And yes, I marvel even now at how little has changed since October 14, 1993. I think about IMPACS, its association with the 2010 police killing of “citizens deemed to be criminals,” according to Prime Minister Kenny Anthony. A troublesome matter still unresolved. Pat Joseph’s somewhat dramatic statement at the government’s check presentation in 2001 had proved prophetic after all. Before I moved to another bound volume of the STAR of 1993, I made a mental note to investigate whether Cabinet was authorized to issue those compensation checks to the relatives of Julius and Randy Joseph without parliamentary approval— considering the earlier cited memorandum from the 2000 attorney general’s chambers had allegedly exempted from compensation persons killed while “engaged in criminal activity.”
According to the verdict handed down by the Julius and Randy inquest, the young farmhands were a long way from their workplace when they and others threatened the lives of on-duty police officers and were fatally shot!
Another coincidence: during the exchanges at the last House meeting when references were made to the rise and fall of banana figures over the years, Guy Joseph hinted at nefarious activities in the banana valleys involving Labour Party supporters. Despite his own connections with the organization at the time, he said, he had adamantly refused to do anything potentially harmful to his fellow planters and to the banana industry. Then again, for some the period referenced by Guy Joseph is history, old news, not worthy of resurrection; forgettable. Perhaps they should be reminded in the national interest that “those who cannot remember the past are condemned to repeat it.”

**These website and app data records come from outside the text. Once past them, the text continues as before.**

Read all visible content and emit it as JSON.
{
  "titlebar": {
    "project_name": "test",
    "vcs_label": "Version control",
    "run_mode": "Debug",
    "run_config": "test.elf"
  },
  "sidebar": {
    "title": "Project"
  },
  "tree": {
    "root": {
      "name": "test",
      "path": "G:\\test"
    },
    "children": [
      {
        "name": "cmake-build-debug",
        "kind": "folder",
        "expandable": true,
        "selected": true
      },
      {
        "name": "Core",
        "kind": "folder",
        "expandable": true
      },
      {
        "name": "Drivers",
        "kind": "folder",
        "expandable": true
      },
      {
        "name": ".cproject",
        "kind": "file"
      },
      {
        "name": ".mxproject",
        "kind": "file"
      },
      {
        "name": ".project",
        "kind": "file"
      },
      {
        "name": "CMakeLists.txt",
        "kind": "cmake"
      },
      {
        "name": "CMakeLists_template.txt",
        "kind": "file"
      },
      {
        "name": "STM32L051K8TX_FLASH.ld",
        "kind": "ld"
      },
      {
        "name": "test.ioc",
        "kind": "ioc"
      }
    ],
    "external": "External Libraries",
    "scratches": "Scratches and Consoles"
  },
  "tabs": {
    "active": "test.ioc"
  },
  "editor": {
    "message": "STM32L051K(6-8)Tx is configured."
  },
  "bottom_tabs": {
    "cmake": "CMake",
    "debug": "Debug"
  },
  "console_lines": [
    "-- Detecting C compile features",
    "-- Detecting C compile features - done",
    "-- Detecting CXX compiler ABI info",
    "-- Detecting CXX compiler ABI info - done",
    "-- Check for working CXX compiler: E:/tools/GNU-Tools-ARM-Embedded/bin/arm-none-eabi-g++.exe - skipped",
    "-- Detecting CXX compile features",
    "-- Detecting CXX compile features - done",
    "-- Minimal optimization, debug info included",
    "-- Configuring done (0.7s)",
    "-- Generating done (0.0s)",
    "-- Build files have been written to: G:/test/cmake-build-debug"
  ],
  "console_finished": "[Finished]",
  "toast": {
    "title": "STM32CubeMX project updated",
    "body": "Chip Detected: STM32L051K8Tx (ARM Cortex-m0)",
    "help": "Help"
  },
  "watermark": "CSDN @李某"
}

How interested are the pictured parliamentarians in our nation’s political history and other stories from Saint Lucia’s past that brought us to where we are today? Left to right: Kenny Anthony, former prime minister and leader of the St. Lucia Labour Party; Guy Joseph, one-time banana farmer and transit operator, now Southeast Castries MP; and Dennery North MP Shawn Edward.
Flashback to the funeral of one of the farmhands shot by police in 1993. In the photo, his coffin is surrounded by others who survived the riot.